Search for the Identification of 3EG J1835+5918: Evidence for a New Type of High-Energy Gamma-Ray Source
Links to Fileshttps://iopscience.iop.org/article/10.1086/309418
MetadataShow full item record
Type of Work37 pages
journal articles preprints
Citation of Original PublicationN. Mirabal, J. P. Halpern, M. Eracleous and R. H. Becker, Search for the Identification of 3EG J1835+5918: Evidence for a New Type of High-Energy Gamma-Ray Source, ApJ 541 180(2000), doi: https://doi.org/10.1086/309418
RightsThis item is likely protected under Title 17 of the U.S. Copyright Law. Unless on a Creative Commons license, for uses protected by Copyright Law, contact the copyright holder or the author.
© 2000. The American Astronomical Society. All rights reserved.

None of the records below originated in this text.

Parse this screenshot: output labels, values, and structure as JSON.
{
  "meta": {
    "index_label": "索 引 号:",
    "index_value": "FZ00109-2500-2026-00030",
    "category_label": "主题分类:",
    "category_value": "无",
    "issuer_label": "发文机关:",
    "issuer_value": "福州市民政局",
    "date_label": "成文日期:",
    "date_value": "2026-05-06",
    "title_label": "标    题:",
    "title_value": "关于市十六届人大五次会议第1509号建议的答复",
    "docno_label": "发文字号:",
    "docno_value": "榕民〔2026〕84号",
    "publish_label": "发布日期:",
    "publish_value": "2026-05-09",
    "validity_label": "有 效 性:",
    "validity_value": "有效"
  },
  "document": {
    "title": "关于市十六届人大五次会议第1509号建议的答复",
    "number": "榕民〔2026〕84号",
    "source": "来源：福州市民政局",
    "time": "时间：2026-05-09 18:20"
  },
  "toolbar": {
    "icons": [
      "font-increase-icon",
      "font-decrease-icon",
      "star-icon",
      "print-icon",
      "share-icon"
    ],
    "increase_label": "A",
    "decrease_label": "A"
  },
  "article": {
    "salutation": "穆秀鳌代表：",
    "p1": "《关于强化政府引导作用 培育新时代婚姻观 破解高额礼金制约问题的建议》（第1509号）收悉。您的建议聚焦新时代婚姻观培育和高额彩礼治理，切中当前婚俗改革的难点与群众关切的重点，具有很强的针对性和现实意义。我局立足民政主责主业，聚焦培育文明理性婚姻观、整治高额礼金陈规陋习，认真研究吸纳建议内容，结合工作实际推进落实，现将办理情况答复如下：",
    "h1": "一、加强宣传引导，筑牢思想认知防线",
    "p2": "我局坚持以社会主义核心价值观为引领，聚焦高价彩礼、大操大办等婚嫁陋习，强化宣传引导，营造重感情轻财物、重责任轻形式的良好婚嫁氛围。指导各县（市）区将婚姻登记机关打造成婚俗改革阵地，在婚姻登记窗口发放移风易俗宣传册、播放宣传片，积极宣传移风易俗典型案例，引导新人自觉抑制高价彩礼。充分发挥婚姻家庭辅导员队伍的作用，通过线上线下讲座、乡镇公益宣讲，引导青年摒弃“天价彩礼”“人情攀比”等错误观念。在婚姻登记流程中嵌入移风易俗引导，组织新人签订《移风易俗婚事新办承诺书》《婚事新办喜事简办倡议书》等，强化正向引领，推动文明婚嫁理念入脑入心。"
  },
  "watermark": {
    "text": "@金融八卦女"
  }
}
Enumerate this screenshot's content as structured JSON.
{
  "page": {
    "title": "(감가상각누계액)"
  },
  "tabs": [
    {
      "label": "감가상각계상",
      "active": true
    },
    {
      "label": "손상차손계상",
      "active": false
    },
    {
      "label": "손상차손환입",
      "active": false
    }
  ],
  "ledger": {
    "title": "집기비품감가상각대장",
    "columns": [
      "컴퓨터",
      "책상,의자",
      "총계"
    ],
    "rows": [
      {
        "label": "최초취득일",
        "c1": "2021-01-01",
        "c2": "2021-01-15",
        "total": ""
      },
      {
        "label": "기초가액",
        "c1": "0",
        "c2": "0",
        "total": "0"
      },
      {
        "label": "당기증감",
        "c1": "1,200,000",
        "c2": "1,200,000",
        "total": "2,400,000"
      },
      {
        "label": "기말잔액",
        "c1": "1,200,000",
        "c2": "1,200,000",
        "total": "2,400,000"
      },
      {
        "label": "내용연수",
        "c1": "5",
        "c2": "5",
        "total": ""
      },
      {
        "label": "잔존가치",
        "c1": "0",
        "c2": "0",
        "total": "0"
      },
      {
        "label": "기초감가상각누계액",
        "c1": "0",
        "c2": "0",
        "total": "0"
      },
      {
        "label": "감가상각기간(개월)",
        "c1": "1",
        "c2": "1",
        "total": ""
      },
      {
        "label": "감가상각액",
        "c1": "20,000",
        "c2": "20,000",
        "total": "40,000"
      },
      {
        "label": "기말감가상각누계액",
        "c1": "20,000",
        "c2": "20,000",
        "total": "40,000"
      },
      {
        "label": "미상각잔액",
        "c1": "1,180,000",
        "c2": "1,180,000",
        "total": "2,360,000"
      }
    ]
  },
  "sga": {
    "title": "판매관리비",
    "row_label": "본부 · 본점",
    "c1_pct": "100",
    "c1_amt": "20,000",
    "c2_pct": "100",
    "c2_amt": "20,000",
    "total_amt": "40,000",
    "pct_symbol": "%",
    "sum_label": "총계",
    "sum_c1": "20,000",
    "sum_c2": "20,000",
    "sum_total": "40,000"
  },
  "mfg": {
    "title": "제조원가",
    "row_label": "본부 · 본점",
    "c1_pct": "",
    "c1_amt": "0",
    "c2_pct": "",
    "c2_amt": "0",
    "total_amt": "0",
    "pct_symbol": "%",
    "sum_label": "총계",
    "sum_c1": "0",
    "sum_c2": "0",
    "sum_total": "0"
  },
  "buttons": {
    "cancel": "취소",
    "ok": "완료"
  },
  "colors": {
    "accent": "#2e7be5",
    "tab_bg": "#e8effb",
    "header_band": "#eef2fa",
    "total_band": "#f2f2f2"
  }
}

The EGRET source 3EG J1835+5918 is the brightest and most accurately positioned of the as-yet unidentified high-energy γ-ray sources at high Galactic latitude (ℓ,b = 89°,25°). We present a multiwavelength study of the region around it, including X-ray, radio, and optical imaging surveys, as well as optical spectroscopic classification of most of the active objects in this area. Identifications are made of all but one of the ROSAT and ASCA sources in this region to a flux limit of approximately 5 × 10⁻¹⁴ ergs cm⁻² s⁻¹, which is 10⁻⁴ of the γ-ray flux. The identified X-ray sources in or near the EGRET error ellipse are radio-quiet QSOs, a galaxy cluster, and coronal emitting stars. We also find nine quasars using purely optical color selection, and we have monitored the entire field for variable optical objects on short and long timescales without any notable discoveries. The radio sources inside the error ellipse are all fainter than 4 mJy at 1.4 GHz. There are no flat-spectrum radio sources in the vicinity; the brightest neighboring radio sources are steep-spectrum radio galaxies or quasars. Since no blazar-like or pulsar-like candidate has been found as a result of these searches, 3EG J1835+5918 must be lacking one or more of the physically essential attributes of these known classes of γ-ray emitters. If it is an AGN it lacks the beamed emission radio of blazars by at least a factor of 100 relative to identified EGRET blazars. If it is an isolated neutron star, it lacks the steady thermal X-rays from a cooling surface and the magnetospheric nonthermal X-ray emission that is characteristic of all EGRET pulsars. If a pulsar, 3EG J1835+5918 must be either older or more distant than Geminga, and probably an even more efficient or beamed γ-ray engine. One intermittent ROSAT source falls on a blank optical field to a limit of B > 23.4, V > 25.2, and R > 24.5. In view of this conspicuous absence, RX J1836.2+5925 should be examined further as a candidate for identification with 3EG J1835+5918 and possibly the prototype of a new class of high-energy γ-ray source.